About this exercise ▸
From the entries that follow, work out how many lines contain "title". Write the number only.

Exercise material section start

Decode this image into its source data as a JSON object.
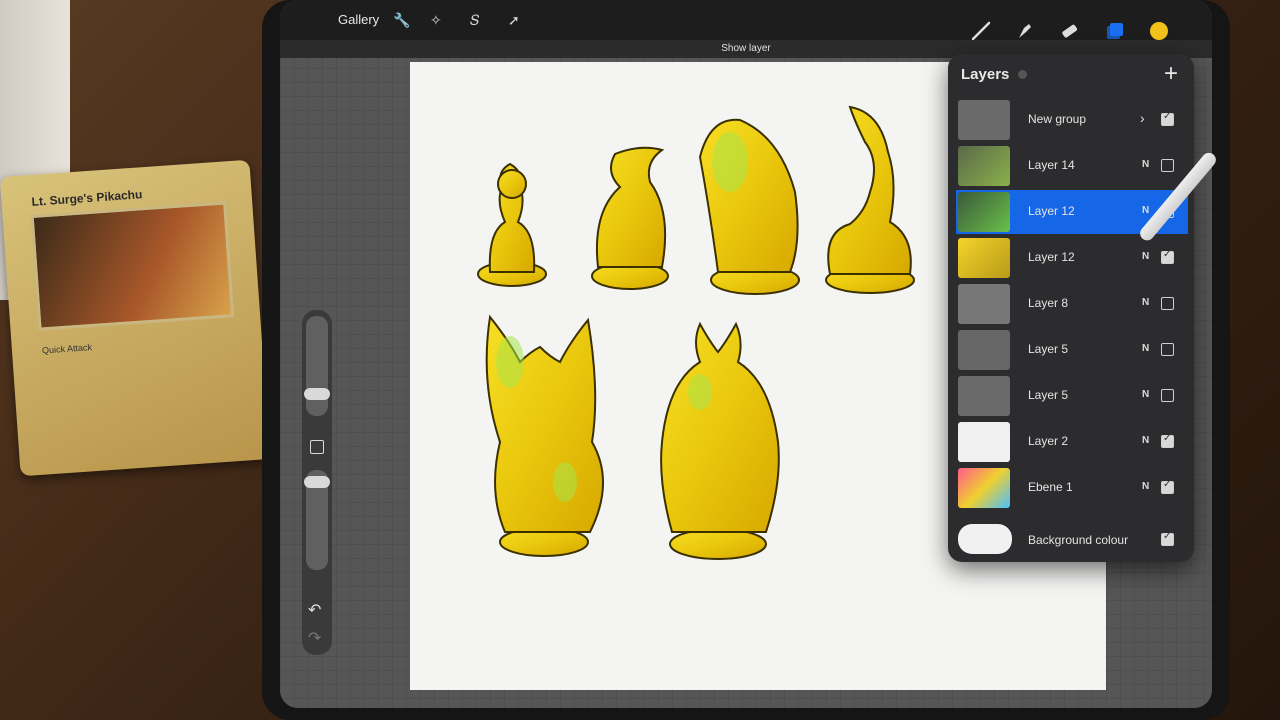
{
  "topbar": {
    "gallery_label": "Gallery",
    "tools": [
      "wrench-icon",
      "wand-icon",
      "selection-icon",
      "transform-icon"
    ],
    "right_tools": [
      "brush-icon",
      "smudge-icon",
      "eraser-icon",
      "layers-icon",
      "color-swatch"
    ],
    "accent_color": "#f2c21b",
    "layers_icon_color": "#1a6ff0"
  },
  "notice": "Show layer",
  "layers_panel": {
    "title": "Layers",
    "rows": [
      {
        "name": "New group",
        "blend": "",
        "checked": true,
        "group": true
      },
      {
        "name": "Layer 14",
        "blend": "N",
        "checked": false
      },
      {
        "name": "Layer 12",
        "blend": "N",
        "checked": false,
        "selected": true
      },
      {
        "name": "Layer 12",
        "blend": "N",
        "checked": true
      },
      {
        "name": "Layer 8",
        "blend": "N",
        "checked": false
      },
      {
        "name": "Layer 5",
        "blend": "N",
        "checked": false
      },
      {
        "name": "Layer 5",
        "blend": "N",
        "checked": false
      },
      {
        "name": "Layer 2",
        "blend": "N",
        "checked": true
      },
      {
        "name": "Ebene 1",
        "blend": "N",
        "checked": true
      }
    ],
    "background": {
      "name": "Background colour",
      "checked": true
    }
  },
  "card": {
    "title": "Lt. Surge's Pikachu",
    "attack": "Quick Attack"
  }
}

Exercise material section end

Task response ▸
2